9. Connecting up the irrigation lines – our case T-tape – to the water supply line. We have these running to all the rows in our fields. However its just as easy to connect up a soaker hose to a hosepipe or create your own irrigation system. Big box stores like Lowes and Home Depot sell connectors and pieces for you to create such irrigation systems if you desire. However they don’t sell T-tape.
10. Laying the plastic mulch. We use plastic mulch on all our crops. This serves several purposes. First it keeps down the weeds. This is the major reason that almost all vegetable farmers use plastic mulch. Weeding is a massive problem and can be extremely costly, using mulch keeps the weeds down and thus the cost of weeding. You only get weeds in the holes that are made in the plastic. This can still mean a lot of weeds but its easer to control and rows do not get out of hand. Garlic does not beat out weeds and needs constant attention so mulching with something is important.
The other reasons for using mulch is that it keeps the ground moist, the soil does not dry out as fast and the plants are able to access available water more readily. We use white plastic because it helps to keep the soil cooler in the summer months. Black plastic can make the soil very hot.
Downside of plastic is that rain cannot easily reach the crops. They must be irrigated. However this is a small price to pay for weed suppression.
11. Staking down the plastic. While most commercial farms use a mulch laying machine and bed former this involves using a lot more land as the space between the rows must be mulch wider. We don’t have enough land to do this and we could not afford such a machine either. Thus we lay all our plastic by hand. These machines bury the edges of the plastic in the soil. We use ground fabric to keep the weeds down between the rows and stake it thorough the plastic to keep both in place. This works every effectively in most cases.
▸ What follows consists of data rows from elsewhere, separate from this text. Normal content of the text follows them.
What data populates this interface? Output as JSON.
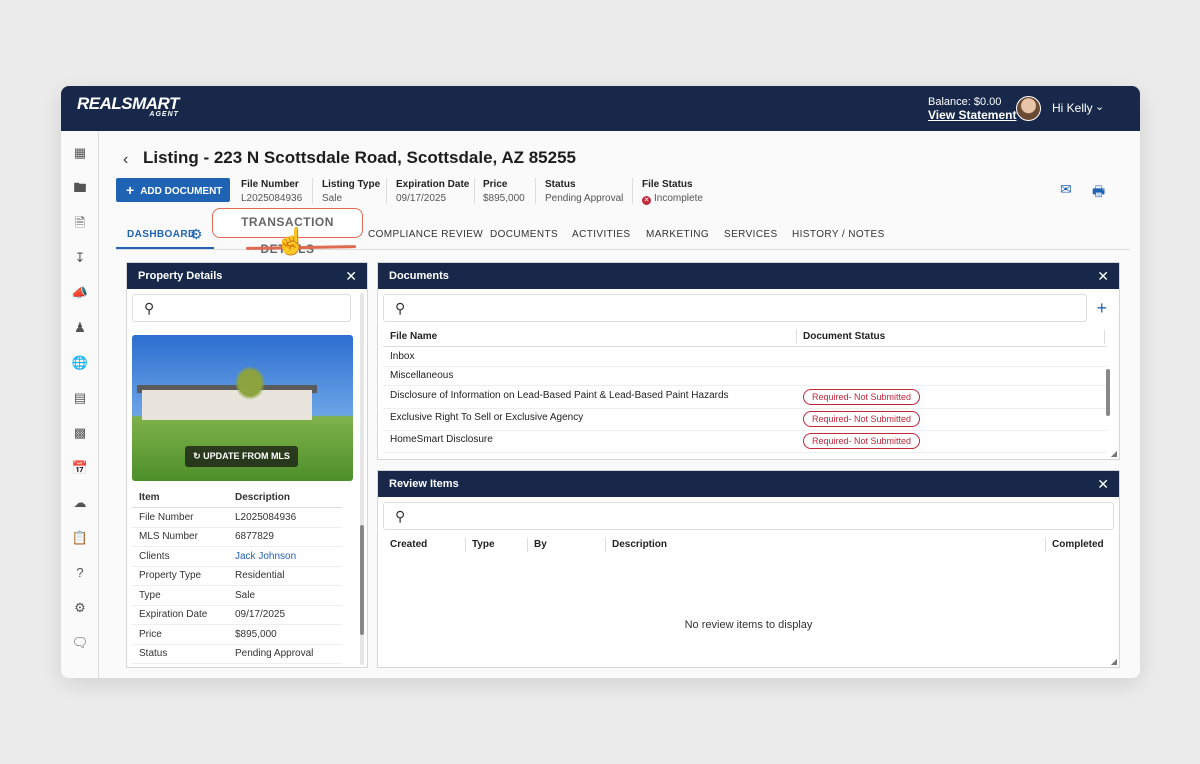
{
  "header": {
    "logo_main": "REALSMART",
    "logo_sub": "AGENT",
    "balance": "Balance: $0.00",
    "view_statement": "View Statement",
    "greeting": "Hi Kelly"
  },
  "page": {
    "title": "Listing - 223 N Scottsdale Road, Scottsdale, AZ 85255",
    "add_document": "ADD DOCUMENT"
  },
  "meta": {
    "file_number_label": "File Number",
    "file_number": "L2025084936",
    "listing_type_label": "Listing Type",
    "listing_type": "Sale",
    "expiration_label": "Expiration Date",
    "expiration": "09/17/2025",
    "price_label": "Price",
    "price": "$895,000",
    "status_label": "Status",
    "status": "Pending Approval",
    "file_status_label": "File Status",
    "file_status": "Incomplete"
  },
  "tabs": [
    "DASHBOARD",
    "TRANSACTION DETAILS",
    "COMPLIANCE REVIEW",
    "DOCUMENTS",
    "ACTIVITIES",
    "MARKETING",
    "SERVICES",
    "HISTORY / NOTES"
  ],
  "property_panel": {
    "title": "Property Details",
    "update_button": "UPDATE FROM MLS",
    "header_item": "Item",
    "header_description": "Description",
    "rows": [
      {
        "k": "File Number",
        "v": "L2025084936"
      },
      {
        "k": "MLS Number",
        "v": "6877829"
      },
      {
        "k": "Clients",
        "v": "Jack Johnson"
      },
      {
        "k": "Property Type",
        "v": "Residential"
      },
      {
        "k": "Type",
        "v": "Sale"
      },
      {
        "k": "Expiration Date",
        "v": "09/17/2025"
      },
      {
        "k": "Price",
        "v": "$895,000"
      },
      {
        "k": "Status",
        "v": "Pending Approval"
      }
    ]
  },
  "documents_panel": {
    "title": "Documents",
    "col_file_name": "File Name",
    "col_status": "Document Status",
    "rows": [
      {
        "name": "Inbox",
        "status": ""
      },
      {
        "name": "Miscellaneous",
        "status": ""
      },
      {
        "name": "Disclosure of Information on Lead-Based Paint & Lead-Based Paint Hazards",
        "status": "Required- Not Submitted"
      },
      {
        "name": "Exclusive Right To Sell or Exclusive Agency",
        "status": "Required- Not Submitted"
      },
      {
        "name": "HomeSmart Disclosure",
        "status": "Required- Not Submitted"
      }
    ]
  },
  "review_panel": {
    "title": "Review Items",
    "columns": [
      "Created",
      "Type",
      "By",
      "Description",
      "Completed"
    ],
    "empty": "No review items to display"
  },
  "colors": {
    "navy": "#17284a",
    "accent": "#1f63b5",
    "required": "#c2273a",
    "highlight": "#e06a4f"
  }
}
Mulching your plants.
Plastic mulch only comes in large rolls for commercial use, However there are several options available in garden centers for mulching around plants. For small areas you can also use a layer of leaves mixed with grass cuttings. Don’t use just grass cuttings they tend to mat and attract molds. Newspaper and other materials are also good mulch materials. If you are using a organic mulch such as leaves chopping them a little first is recommended so that they stay in place. Make sure that they layer is at least 2 inches thick or it will not suppress weeds.
The ideal mulch is a layer of leaves with a layer of grass cuttings on the top. The leaves are excellent mulch but can blow away in the wind. The grass cuttings spread to about ½ inch keeps the leaves in place by forming a mat. You need only enough grass cuttings to form a thin layer over the leaves or other material to keep it in place.
Don’t make the layer too thick or it forms a dense mat that will repel water and can encourage molds to form. It is easier to put the mulch down first, the pull small holes in the mulch where you are going to plant your garlic, or whatever else you choose to plant. If mulch is put in place after the garlic bulbs are planted it is often quite difficult to determine exactly where the bulbs are and where the spaces in the mulch should be.
Newspaper can also be used as a mulch but it is not recommended that you use pages with color as the dyes in the inks could be toxic to the soil.